Another source of slowdown is the music playback in the game. The music comes in the shape of MP3 compressed sound files. Unless you have a sound card that can decompress the MP3 data stream by itself, it's up to the main CPU to decompress the MP3 file before sending it on to the sound card for playback. This process is rather CPU intensive and needs to be done continuously. Otherwise, the sound playback would be constantly interrupted. This, of course, means that a lot of CPU time gets diverted to music playback, time that is then unavailable for the game itself. So, if the game feels jerkey and slow even after improving the system using the above steps, consider trying to play without the music.

Also, music playback, especially when the CPU does the decompressing, places a burden on your PCI bus. The PCI bus connects all your hardware to the chipset. It runs at 33 MHz, irrespective of how fast your main processor is. The hard disk, CD-ROM drive and other hardware like the ethernet card and sound card (even if you use integrated, AC97 sourd) are all connected to this PCI bus and share the available bandwidth. Any bandwidth used to stream data to the sound card is unavailable to the other devices like the hard disk. This can significantly cripple your system's performance if the game uses the swap file intensively. This will make your game slower.

What happens if your AGP is not enabled

The same applies if you either use a PCI based video board, or you run the video board in PCI mode (thus not in AGP mode). This situation can occur on an AGP based video board if either the driver instructed it to do so, or the (chipset's) AGP driver is not active. When the system runs with AGP enabled, the video board gets a direct and separate channel to the processor and main memory, and thus does not share the bandwidth with the PCI bus and it's connected hardware. When the video board runs in PCI mode, all of a sudden it does share the bandwidth. And this bandwidth is significantly smaller than the AGP interface provides at that. Given the enormous amounts of bitmap data that is needed to generate the image on screen, this will hugely slow down the game. A lot of CPU time now gets wasted on two things: rendering the image on screen and waiting for access to the video board through the PCI bus. If you are not sure how your video board is used, run DxDiag. DxDiag will report if your video is used through PCI or is in AGP mode.

Closing remarks

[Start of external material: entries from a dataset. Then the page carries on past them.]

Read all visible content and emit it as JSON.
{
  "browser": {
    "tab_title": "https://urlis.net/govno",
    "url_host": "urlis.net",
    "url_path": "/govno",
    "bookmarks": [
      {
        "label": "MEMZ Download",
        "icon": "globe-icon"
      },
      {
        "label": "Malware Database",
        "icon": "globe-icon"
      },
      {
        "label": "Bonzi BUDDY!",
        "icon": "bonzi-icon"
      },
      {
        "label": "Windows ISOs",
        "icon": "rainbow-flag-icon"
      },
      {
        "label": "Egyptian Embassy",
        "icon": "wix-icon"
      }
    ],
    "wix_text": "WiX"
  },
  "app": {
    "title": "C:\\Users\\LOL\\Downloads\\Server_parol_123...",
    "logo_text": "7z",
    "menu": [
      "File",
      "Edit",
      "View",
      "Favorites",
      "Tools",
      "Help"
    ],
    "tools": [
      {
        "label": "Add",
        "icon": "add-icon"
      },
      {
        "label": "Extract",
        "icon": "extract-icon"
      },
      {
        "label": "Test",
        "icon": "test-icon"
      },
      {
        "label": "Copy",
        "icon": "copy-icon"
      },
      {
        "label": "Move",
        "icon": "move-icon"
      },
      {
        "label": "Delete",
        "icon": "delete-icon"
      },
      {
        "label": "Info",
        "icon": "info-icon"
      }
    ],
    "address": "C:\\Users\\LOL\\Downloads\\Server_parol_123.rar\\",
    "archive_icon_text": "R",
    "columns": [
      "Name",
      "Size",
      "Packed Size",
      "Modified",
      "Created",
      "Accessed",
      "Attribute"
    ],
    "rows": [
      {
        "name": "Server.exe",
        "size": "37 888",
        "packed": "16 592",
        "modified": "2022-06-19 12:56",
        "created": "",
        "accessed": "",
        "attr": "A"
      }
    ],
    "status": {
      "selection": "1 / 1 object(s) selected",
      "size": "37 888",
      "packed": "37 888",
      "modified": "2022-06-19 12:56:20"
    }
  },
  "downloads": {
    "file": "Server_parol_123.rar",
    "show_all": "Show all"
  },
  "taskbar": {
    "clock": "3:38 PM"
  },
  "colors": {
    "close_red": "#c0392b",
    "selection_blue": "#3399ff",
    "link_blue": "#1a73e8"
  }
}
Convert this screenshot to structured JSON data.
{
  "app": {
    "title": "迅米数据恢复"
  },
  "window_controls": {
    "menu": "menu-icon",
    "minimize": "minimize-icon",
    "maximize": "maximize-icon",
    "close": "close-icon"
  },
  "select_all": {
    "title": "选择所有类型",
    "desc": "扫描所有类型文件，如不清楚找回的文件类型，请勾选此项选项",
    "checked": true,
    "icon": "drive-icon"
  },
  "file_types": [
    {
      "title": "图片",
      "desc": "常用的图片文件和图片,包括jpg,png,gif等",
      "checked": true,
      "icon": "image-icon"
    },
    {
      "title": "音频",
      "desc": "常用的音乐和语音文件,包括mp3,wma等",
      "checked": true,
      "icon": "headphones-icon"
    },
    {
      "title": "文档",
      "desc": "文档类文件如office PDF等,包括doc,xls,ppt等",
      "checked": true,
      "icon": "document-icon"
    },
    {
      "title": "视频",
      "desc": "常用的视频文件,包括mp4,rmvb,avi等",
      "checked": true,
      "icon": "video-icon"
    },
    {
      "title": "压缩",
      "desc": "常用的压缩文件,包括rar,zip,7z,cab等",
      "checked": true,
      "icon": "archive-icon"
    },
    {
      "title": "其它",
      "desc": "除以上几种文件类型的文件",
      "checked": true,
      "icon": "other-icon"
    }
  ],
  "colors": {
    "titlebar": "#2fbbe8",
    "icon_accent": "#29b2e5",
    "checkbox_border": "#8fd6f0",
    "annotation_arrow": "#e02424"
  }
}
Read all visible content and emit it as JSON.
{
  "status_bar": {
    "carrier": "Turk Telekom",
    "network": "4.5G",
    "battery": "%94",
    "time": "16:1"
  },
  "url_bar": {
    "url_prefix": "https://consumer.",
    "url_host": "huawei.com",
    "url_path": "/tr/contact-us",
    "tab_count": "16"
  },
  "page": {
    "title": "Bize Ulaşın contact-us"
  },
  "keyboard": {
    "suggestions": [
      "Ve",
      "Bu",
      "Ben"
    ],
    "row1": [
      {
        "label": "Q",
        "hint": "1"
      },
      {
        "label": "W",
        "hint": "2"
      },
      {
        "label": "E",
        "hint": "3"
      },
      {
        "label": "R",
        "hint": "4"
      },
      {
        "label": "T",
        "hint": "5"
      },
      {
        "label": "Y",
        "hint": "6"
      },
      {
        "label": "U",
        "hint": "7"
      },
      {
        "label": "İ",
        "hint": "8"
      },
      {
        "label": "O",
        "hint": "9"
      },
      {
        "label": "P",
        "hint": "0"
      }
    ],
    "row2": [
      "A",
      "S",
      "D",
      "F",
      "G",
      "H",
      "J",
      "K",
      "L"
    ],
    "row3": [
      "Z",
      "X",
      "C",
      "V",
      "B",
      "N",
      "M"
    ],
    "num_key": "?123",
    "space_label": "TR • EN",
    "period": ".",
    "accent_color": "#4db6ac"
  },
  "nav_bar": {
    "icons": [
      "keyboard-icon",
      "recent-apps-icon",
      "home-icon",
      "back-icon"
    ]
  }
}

Finally, there may be a problem inside your chipset, causing system freezes, sometimes in excess of 2 seconds. That falls outside of the scope of this FAQ, and is a topic for a hardware FAQ. Those freezes are easily recognizable, as the mouse arrow won't follow your mouse movements, not even in jerkeyness mode.